F. Scott Fitzgerald and his wife, Zelda
When it comes to the height of style in 1920's America, F. Scott Fitzgerald was the
man. His writing, his relationships, his dress, and his lifestyle were all at the forefront of what the Jazz Age had to offer. Both observer and participant in the roaring days of the 1920's, Fitzgerald literally defined the times:
Named Francis Scott Key Fitzgerald after Francis Scott, the author of the Star-Spangled Banner (and a second cousin thrice removed), he was born in 1896 to a Catholic family in St. Paul, Minnesota. That boy from an upper Midwest town would eventually come to coin the term "Jazz Age" - a time that today is looked upon as flamboyant, carefree, high-flying and bursting with style and energy.

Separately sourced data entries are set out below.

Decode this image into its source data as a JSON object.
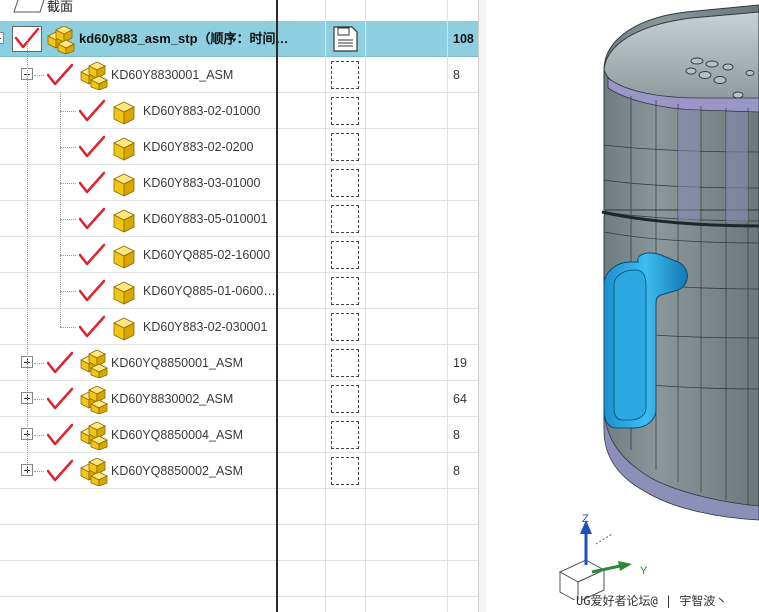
{
  "top_partial_label": "截面",
  "tree": {
    "root": {
      "name": "kd60y883_asm_stp（顺序：时间…",
      "count": "108"
    },
    "rows": [
      {
        "name": "KD60Y8830001_ASM",
        "count": "8",
        "level": 1,
        "expander": "minus"
      },
      {
        "name": "KD60Y883-02-01000",
        "count": "",
        "level": 2,
        "expander": "none"
      },
      {
        "name": "KD60Y883-02-0200",
        "count": "",
        "level": 2,
        "expander": "none"
      },
      {
        "name": "KD60Y883-03-01000",
        "count": "",
        "level": 2,
        "expander": "none"
      },
      {
        "name": "KD60Y883-05-010001",
        "count": "",
        "level": 2,
        "expander": "none"
      },
      {
        "name": "KD60YQ885-02-16000",
        "count": "",
        "level": 2,
        "expander": "none"
      },
      {
        "name": "KD60YQ885-01-0600…",
        "count": "",
        "level": 2,
        "expander": "none"
      },
      {
        "name": "KD60Y883-02-030001",
        "count": "",
        "level": 2,
        "expander": "none"
      },
      {
        "name": "KD60YQ8850001_ASM",
        "count": "19",
        "level": 1,
        "expander": "plus"
      },
      {
        "name": "KD60Y8830002_ASM",
        "count": "64",
        "level": 1,
        "expander": "plus"
      },
      {
        "name": "KD60YQ8850004_ASM",
        "count": "8",
        "level": 1,
        "expander": "plus"
      },
      {
        "name": "KD60YQ8850002_ASM",
        "count": "8",
        "level": 1,
        "expander": "plus"
      }
    ]
  },
  "triad": {
    "z": "Z",
    "y": "Y"
  },
  "watermark": "UG爱好者论坛@ | 宇智波丶",
  "colors": {
    "selection": "#8ecfdf",
    "check": "#e0222e",
    "component": "#f2c414",
    "handle": "#1ea3e0",
    "body": "#6e7c7e"
  }
}
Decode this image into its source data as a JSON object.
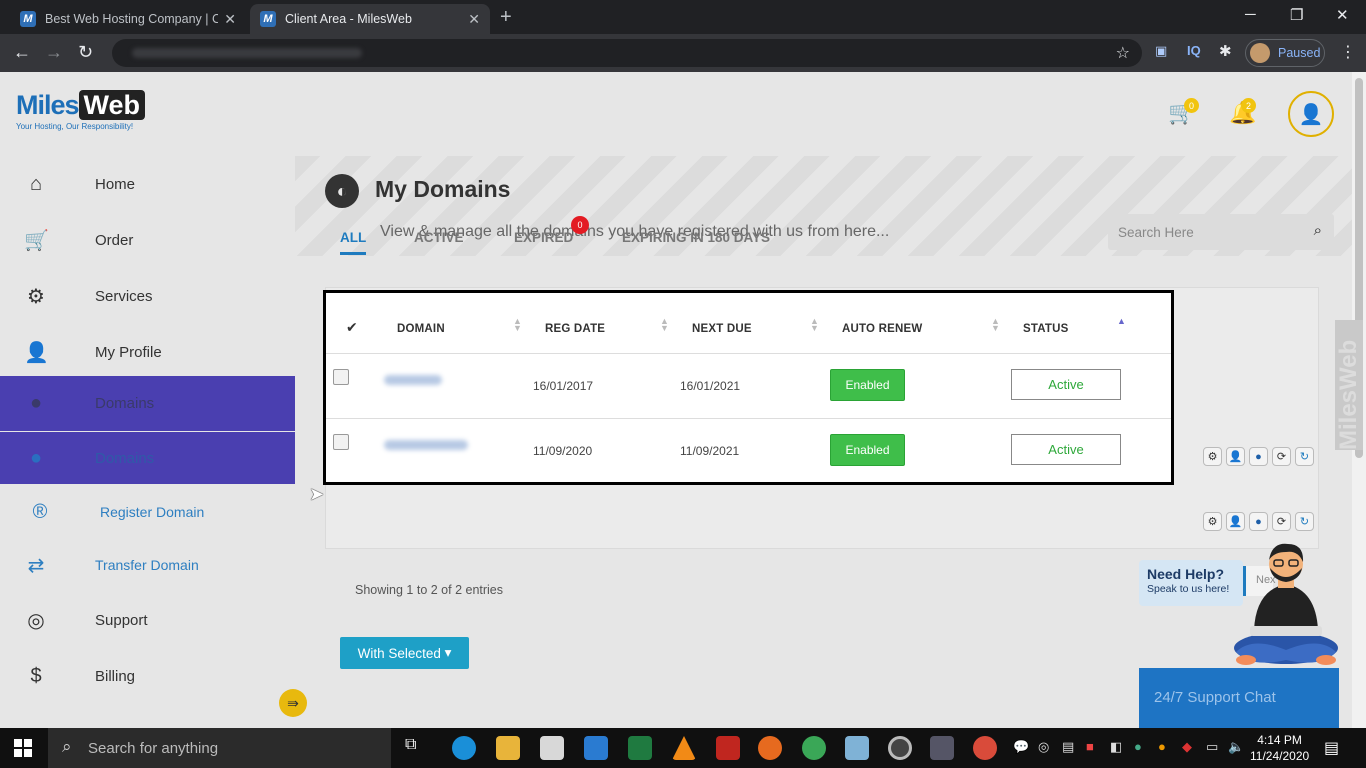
{
  "browser": {
    "tabs": [
      {
        "title": "Best Web Hosting Company | Ch",
        "favicon": "M"
      },
      {
        "title": "Client Area - MilesWeb",
        "favicon": "M",
        "active": true
      }
    ],
    "profile_status": "Paused",
    "ext_iq": "IQ"
  },
  "header": {
    "logo_main": "Miles",
    "logo_web": "Web",
    "logo_tagline": "Your Hosting, Our Responsibility!",
    "cart_count": "0",
    "notification_count": "2"
  },
  "sidebar": {
    "items": [
      {
        "label": "Home",
        "icon": "home-icon"
      },
      {
        "label": "Order",
        "icon": "cart-icon"
      },
      {
        "label": "Services",
        "icon": "gears-icon"
      },
      {
        "label": "My Profile",
        "icon": "user-icon"
      },
      {
        "label": "Domains",
        "icon": "globe-icon"
      },
      {
        "label": "Domains",
        "icon": "globe-icon"
      },
      {
        "label": "Register Domain",
        "icon": "registered-icon"
      },
      {
        "label": "Transfer Domain",
        "icon": "transfer-icon"
      },
      {
        "label": "Support",
        "icon": "lifebuoy-icon"
      },
      {
        "label": "Billing",
        "icon": "dollar-icon"
      }
    ]
  },
  "main": {
    "title": "My Domains",
    "subtitle": "View & manage all the domains you have registered with us from here...",
    "tabs": [
      {
        "label": "ALL",
        "selected": true
      },
      {
        "label": "ACTIVE"
      },
      {
        "label": "EXPIRED",
        "badge": "0"
      },
      {
        "label": "EXPIRING IN 180 DAYS"
      }
    ],
    "search_placeholder": "Search Here",
    "table": {
      "columns": [
        "DOMAIN",
        "REG DATE",
        "NEXT DUE",
        "AUTO RENEW",
        "STATUS"
      ],
      "rows": [
        {
          "reg_date": "16/01/2017",
          "next_due": "16/01/2021",
          "auto_renew": "Enabled",
          "status": "Active"
        },
        {
          "reg_date": "11/09/2020",
          "next_due": "11/09/2021",
          "auto_renew": "Enabled",
          "status": "Active"
        }
      ]
    },
    "showing": "Showing 1 to 2 of 2 entries",
    "with_selected": "With Selected"
  },
  "help": {
    "need_help": "Need Help?",
    "speak": "Speak to us here!",
    "next": "Nex",
    "chat": "24/7 Support Chat",
    "side_tag": "MilesWeb"
  },
  "taskbar": {
    "search_placeholder": "Search for anything",
    "time": "4:14 PM",
    "date": "11/24/2020"
  },
  "colors": {
    "accent": "#4a3fb0",
    "link": "#1e7bbf",
    "enabled": "#3fbe4a",
    "badge": "#e31b23"
  }
}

Fitzgerald served in the army, studied at Princeton (though he didn't earn a degree), and got his start writing for the Saturday Evening Post and Vanity Fair. Writing stories for these publications wasn't his first love (that was novels), but they paid for at least some
(he was deep in debt) of his lavish lifestyle.
Living in homes from Long Island to the French Riviera, Fitzgerald and his wife, Zelda, led the way as Jazz Age trendsetters. They appeared much as the characters depicted in Fitzgerald's novels, from his first, This Side of Paradise
, to his most heralded, The Great Gatsby
. Indulgence and irreverance were the attitudes in his life and writing during what Fitzgerald called "a new generation grown up to find all Gods dead, all wars fought, all faiths in man shaken".
Fitzgerald ran with contemporaries who were the elite of the day. He was particularly dazzled by the wealthy American couple Gerald and Sara Murphy
, so much so that they inspired the characters Dick and Nicole Diver in Tender Is The Night
. They were the ultimate socialites and known for living and entertaining well.
The Party Goes On
After a lifelong battle with alcoholism and splitting from Zelda, who had long suffered from schizophrenia, Fitzgerald died in Hollywood in 1940 of a heart attack. It was only posthumously that his novel The Great Gatsby
was recognized as the defining literary work of its time.
Fitzgerald's style, no matter how decadent beyond his reach, still reverberates today. He's celebrated as an American style icon who not only set the bar, but experienced it firsthand, observed it in others, and defined it for an era.
Other American Style Icons:
• Benjamin Franklin
• Mark Twain
• Ernest Hemingway
• Jacqueline Kennedy Onassis
• Elizabeth Taylor
Images: Time Life Pictures/PBS, Aled Lewis, Estate of Honoria Murphy Donnelly/NY Mag, University of South Carolina, St. Paul Public Library, ,Encore Editions, Coralie Bickford-Smith, Ten East Read, Maison Kitsuné, Paramount/Everett/Rex Features via Brandish